Prime Minister Justin Trudeau’s efforts to prevent the Canadian economy from collapsing have resulted in more red ink in just two months than in any full year in the country’s history.
The shortfall for April and May hit $87 billion (US$65 billion), according to finance department figures released Friday, as revenue slumped and new program spending kicked in. The previous record deficit over a 12-month period was $56 billion, run by former Prime Minister Stephen Harper in 2009.
While the spending has broad political support, it’s a dramatic departure for a country with a longstanding aversion to debt and leaves Canada years away from ever balancing its books. The government hasn’t provided budget projections beyond the current year.
The data show revenue sank to $32.4 billion in the two-month period, down 43 per cent from a year ago. That’s primarily due to a sharp decline in receipts from the federal sales tax as Canadians curbed spending.

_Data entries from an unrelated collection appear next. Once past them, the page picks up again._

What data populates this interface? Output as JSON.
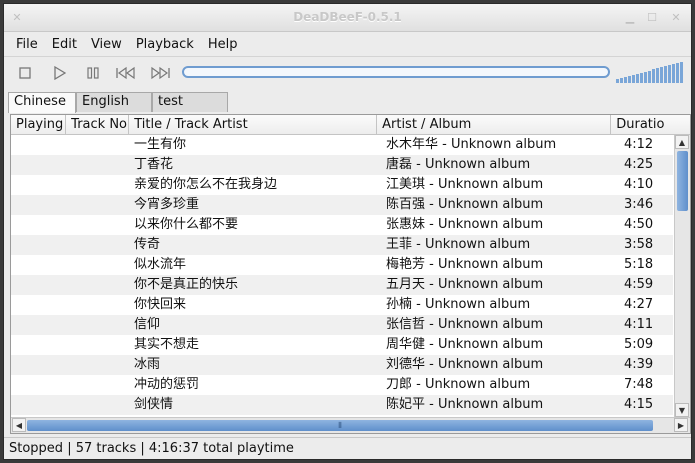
{
  "window": {
    "title": "DeaDBeeF-0.5.1"
  },
  "menu": [
    "File",
    "Edit",
    "View",
    "Playback",
    "Help"
  ],
  "toolbar": {
    "buttons": [
      "stop-icon",
      "play-icon",
      "pause-icon",
      "prev-icon",
      "next-icon"
    ],
    "seek_progress": 0,
    "volume_level": 1.0
  },
  "tabs": [
    "Chinese",
    "English",
    "test"
  ],
  "columns": [
    "Playing",
    "Track No",
    "Title / Track Artist",
    "Artist / Album",
    "Duratio"
  ],
  "tracks": [
    {
      "title": "一生有你",
      "artist_album": "水木年华 - Unknown album",
      "duration": "4:12"
    },
    {
      "title": "丁香花",
      "artist_album": "唐磊 - Unknown album",
      "duration": "4:25"
    },
    {
      "title": "亲爱的你怎么不在我身边",
      "artist_album": "江美琪 - Unknown album",
      "duration": "4:10"
    },
    {
      "title": "今宵多珍重",
      "artist_album": "陈百强 - Unknown album",
      "duration": "3:46"
    },
    {
      "title": "以来你什么都不要",
      "artist_album": "张惠妹 - Unknown album",
      "duration": "4:50"
    },
    {
      "title": "传奇",
      "artist_album": "王菲 - Unknown album",
      "duration": "3:58"
    },
    {
      "title": "似水流年",
      "artist_album": "梅艳芳 - Unknown album",
      "duration": "5:18"
    },
    {
      "title": "你不是真正的快乐",
      "artist_album": "五月天 - Unknown album",
      "duration": "4:59"
    },
    {
      "title": "你快回来",
      "artist_album": "孙楠 - Unknown album",
      "duration": "4:27"
    },
    {
      "title": "信仰",
      "artist_album": "张信哲 - Unknown album",
      "duration": "4:11"
    },
    {
      "title": "其实不想走",
      "artist_album": "周华健 - Unknown album",
      "duration": "5:09"
    },
    {
      "title": "冰雨",
      "artist_album": "刘德华 - Unknown album",
      "duration": "4:39"
    },
    {
      "title": "冲动的惩罚",
      "artist_album": "刀郎 - Unknown album",
      "duration": "7:48"
    },
    {
      "title": "剑侠情",
      "artist_album": "陈妃平 - Unknown album",
      "duration": "4:15"
    }
  ],
  "status": "Stopped | 57 tracks | 4:16:37 total playtime",
  "colors": {
    "accent": "#6f9cd0",
    "scroll_thumb": "#5f8fcb"
  }
}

Program expenses more than doubled to $115.6 billion over the period, reflecting the massive costs of supporting individuals and companies through the deepest downturn since the Great Depression.
The latest shortfall already represents about 25 per cent of the $343 billion deficit the government forecast for the current fiscal year, which began April 1.